Take the 2-minute tour ×
Stack Overflow is a question and answer site for professional and enthusiast programmers. It's 100% free, no registration required.

I am doing some experiments with data encoding. I know there is already a base64 format, but I would like something taking less space. Please, note, I am asking for the particular characters, not just their counts.
1. What character subset of extended ASCII can be represented by Javascript string?
2. What character subset of extended ASCII can be represented by Javascript string without the need of escaping assuming " characters are used around the string data?

share|improve this question
Sounds like homework. What have you found or tried so far? –  elclanrs Aug 17 '12 at 0:52
That is not homework - it is still holiday time:) I could try all the characters tediously and find out which ones they are but this could be prone to human mistakes, would take much time and might not be compatible across the platforms. Mostly I searched for a documentation, but I could not find the relevant information. –  dt1510 Aug 17 '12 at 1:04
"Extended ASCII" isn't a real encoding. –  Ignacio Vazquez-Abrams Aug 17 '12 at 1:09
I am sure there are definitely more than 64 characters, ' ', '=', '+', '-' and so on. The compatibility across the platforms might be an issue and since I do not have the knowledge of standards, I am asking people with a greater insight. –  dt1510 Aug 17 '12 at 1:10
Extended ASCII is a subrange of ASCII character set rather than encoding. The characters between 128 to 255 inclusive (0x80-0xFF). Character representation dependends on the code page and OS which can be different on every systems. For example, the Windows U.S. English, and DOS U.S. English code pages. Both have different character set for the Extended ASCII. ISO character sets, on the other hand, is platform independent regardless the actual number of characters may be greater than 256. In this case, only the first 256 character codes are used if ASCII is to be used. –  Jay Aug 20 '12 at 4:27
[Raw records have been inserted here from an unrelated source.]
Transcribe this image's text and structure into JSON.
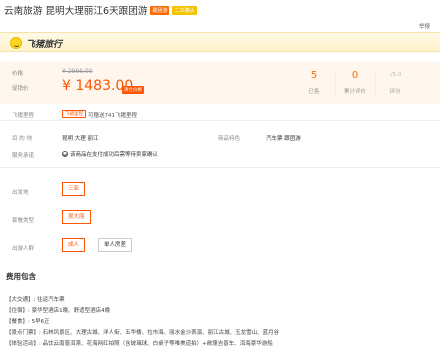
{
  "title": {
    "text": "云南旅游 昆明大理丽江6天跟团游",
    "tag1": "跟团游",
    "tag2": "二次确认"
  },
  "report_label": "举报",
  "logo": {
    "text": "飞猪旅行"
  },
  "price": {
    "original_label": "价格",
    "original_price": "¥ 2966.00",
    "promo_label": "促销价",
    "promo_price": "¥ 1483.00",
    "promo_tag": "清仓价格"
  },
  "stats": [
    {
      "value": "5",
      "label": "已售"
    },
    {
      "value": "0",
      "label": "累计评价"
    },
    {
      "value": "-/5.0",
      "label": "评分"
    }
  ],
  "points": {
    "label": "飞猪里程",
    "badge": "飞猪里程",
    "text": "可赠送741飞猪里程"
  },
  "info": {
    "destination_label": "目 的 地",
    "destination_value": "昆明  大理  丽江",
    "feature_label": "商品特色",
    "feature_value": "汽车票  跟团游",
    "service_label": "服务承诺",
    "service_value": "该商品在支付成功后需等待卖家确认"
  },
  "options": {
    "departure_label": "出发地",
    "departure_value": "三亚",
    "package_label": "套餐类型",
    "package_value": "昆大丽",
    "people_label": "出游人群",
    "people_values": [
      "成人",
      "单人房差"
    ]
  },
  "fee": {
    "title": "费用包含",
    "lines": [
      "【大交通】: 往返汽车票",
      "【住宿】: 豪华型酒店1晚、舒适型酒店4晚",
      "【餐食】: 5早6正",
      "【景点门票】: 石林风景区、大理古城、洋人街、五华楼、拉市海、丽水金沙表演、丽江古城、玉龙雪山、蓝月谷",
      "【体验活动】: 品饮云南普洱茶、花海网红拍照（含玻璃球、白桌子等唯美道拍）+敞篷吉普车、洱海豪华游船"
    ]
  },
  "colors": {
    "accent": "#ff5500",
    "brand_yellow": "#ffd51f"
  }
}
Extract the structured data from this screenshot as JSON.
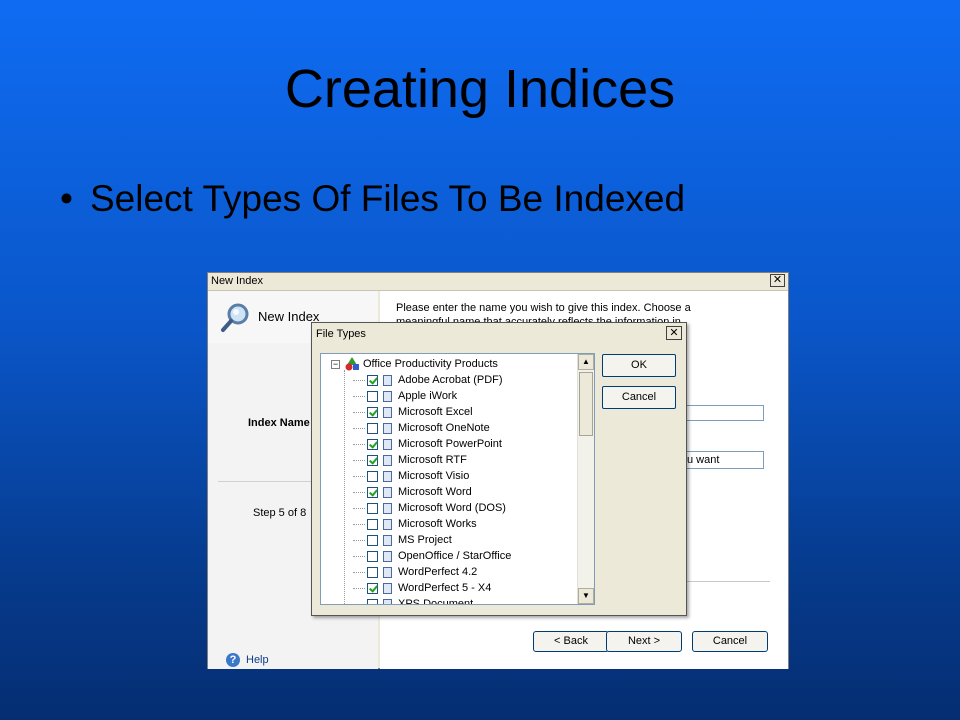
{
  "slide": {
    "title": "Creating Indices",
    "bullet": "Select Types Of Files To Be Indexed",
    "bullet_marker": "•"
  },
  "wizard": {
    "window_title": "New Index",
    "close_glyph": "✕",
    "header_title": "New Index",
    "header_icon": "magnifier-icon",
    "description": "Please enter the name you wish to give this index. Choose a meaningful name that accurately reflects the information in the",
    "index_name_label": "Index Name",
    "step_text": "Step 5 of 8",
    "input1_value": "",
    "input2_value": "u want",
    "help_label": "Help",
    "help_glyph": "?",
    "back_label": "< Back",
    "next_label": "Next >",
    "cancel_label": "Cancel"
  },
  "file_types": {
    "title": "File Types",
    "close_glyph": "✕",
    "ok_label": "OK",
    "cancel_label": "Cancel",
    "root_label": "Office Productivity Products",
    "root_expander": "−",
    "items": [
      {
        "label": "Adobe Acrobat (PDF)",
        "checked": true
      },
      {
        "label": "Apple iWork",
        "checked": false
      },
      {
        "label": "Microsoft Excel",
        "checked": true
      },
      {
        "label": "Microsoft OneNote",
        "checked": false
      },
      {
        "label": "Microsoft PowerPoint",
        "checked": true
      },
      {
        "label": "Microsoft RTF",
        "checked": true
      },
      {
        "label": "Microsoft Visio",
        "checked": false
      },
      {
        "label": "Microsoft Word",
        "checked": true
      },
      {
        "label": "Microsoft Word (DOS)",
        "checked": false
      },
      {
        "label": "Microsoft Works",
        "checked": false
      },
      {
        "label": "MS Project",
        "checked": false
      },
      {
        "label": "OpenOffice / StarOffice",
        "checked": false
      },
      {
        "label": "WordPerfect 4.2",
        "checked": false
      },
      {
        "label": "WordPerfect 5 - X4",
        "checked": true
      },
      {
        "label": "XPS Document",
        "checked": false
      }
    ],
    "scroll_up_glyph": "▲",
    "scroll_down_glyph": "▼"
  },
  "colors": {
    "background_top": "#0f6cf2",
    "background_bottom": "#052e72",
    "dialog_face": "#ece9d8",
    "check_green": "#21a121"
  }
}
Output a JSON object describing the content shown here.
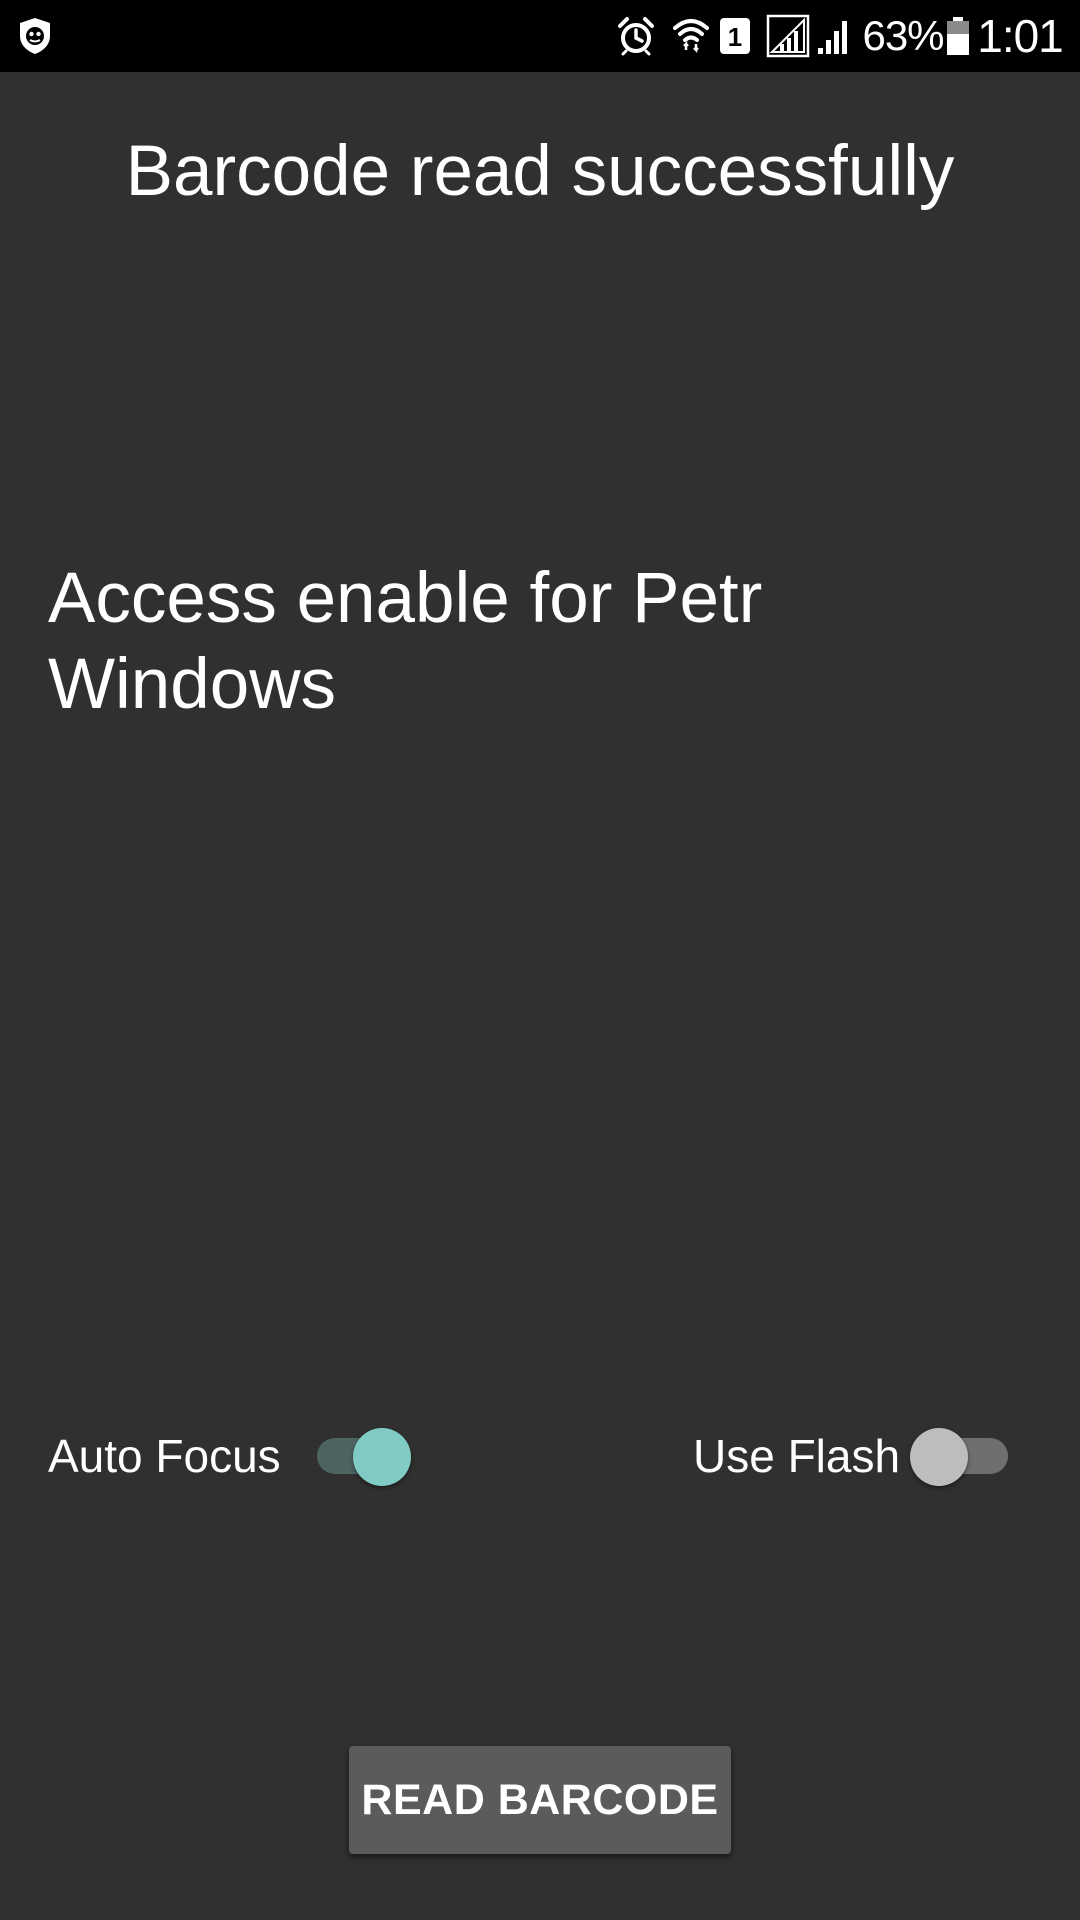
{
  "status_bar": {
    "left_icon": "shield-app-icon",
    "icons": [
      "alarm-icon",
      "wifi-icon",
      "sim-1-icon",
      "signal-icon",
      "signal-icon"
    ],
    "battery_percent": "63%",
    "battery_level": 0.63,
    "time": "1:01"
  },
  "main": {
    "title": "Barcode read successfully",
    "message": "Access enable for Petr\nWindows"
  },
  "options": {
    "auto_focus": {
      "label": "Auto Focus",
      "checked": true
    },
    "use_flash": {
      "label": "Use Flash",
      "checked": false
    }
  },
  "actions": {
    "read_barcode_label": "READ BARCODE"
  },
  "colors": {
    "background": "#303030",
    "status_bar": "#000000",
    "switch_on_thumb": "#80cbc4",
    "switch_on_track": "#4e6461",
    "switch_off_thumb": "#bdbdbd",
    "switch_off_track": "#6f6f6f",
    "button": "#5b5b5b"
  }
}
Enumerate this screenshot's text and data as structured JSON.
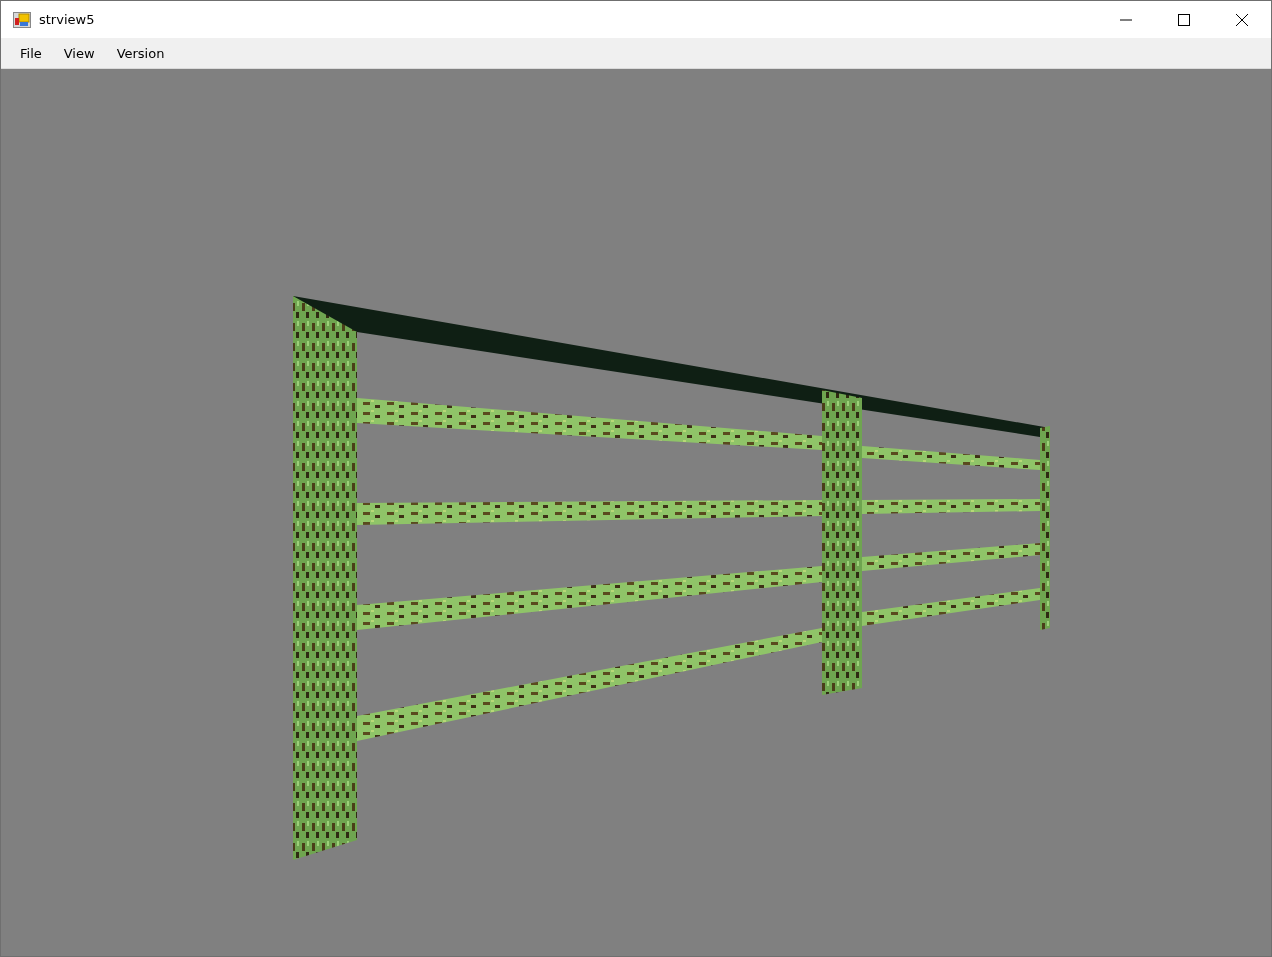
{
  "window": {
    "title": "strview5"
  },
  "menu": [
    {
      "label": "File"
    },
    {
      "label": "View"
    },
    {
      "label": "Version"
    }
  ]
}
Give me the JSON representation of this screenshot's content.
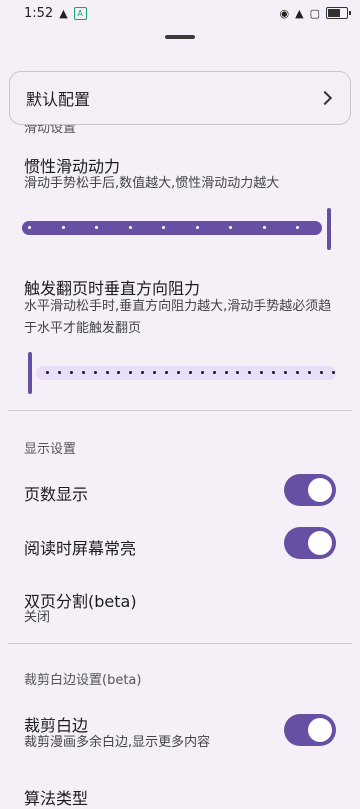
{
  "status_bar": {
    "time": "1:52",
    "icons": [
      "person-icon",
      "app-badge-icon",
      "eye-icon",
      "wifi-icon",
      "sim-x-icon",
      "battery-icon"
    ]
  },
  "default_config": {
    "label": "默认配置"
  },
  "scroll_section": {
    "label": "滑动设置"
  },
  "inertia": {
    "title": "惯性滑动动力",
    "subtitle": "滑动手势松手后,数值越大,惯性滑动动力越大",
    "value_fraction": 1.0
  },
  "resistance": {
    "title": "触发翻页时垂直方向阻力",
    "subtitle": "水平滑动松手时,垂直方向阻力越大,滑动手势越必须趋于水平才能触发翻页",
    "value_fraction": 0.0
  },
  "display_section": {
    "label": "显示设置"
  },
  "page_number": {
    "label": "页数显示",
    "on": true
  },
  "screen_on": {
    "label": "阅读时屏幕常亮",
    "on": true
  },
  "split_page": {
    "title": "双页分割(beta)",
    "value": "关闭"
  },
  "crop_section": {
    "label": "裁剪白边设置(beta)"
  },
  "crop": {
    "title": "裁剪白边",
    "subtitle": "裁剪漫画多余白边,显示更多内容",
    "on": true
  },
  "algorithm": {
    "title": "算法类型"
  },
  "colors": {
    "accent": "#6750a4",
    "track_inactive": "#e8def8",
    "background": "#f5eff8"
  }
}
Your Answer


By posting your answer, you agree to the privacy policy and terms of service.

Browse other questions tagged or ask your own question.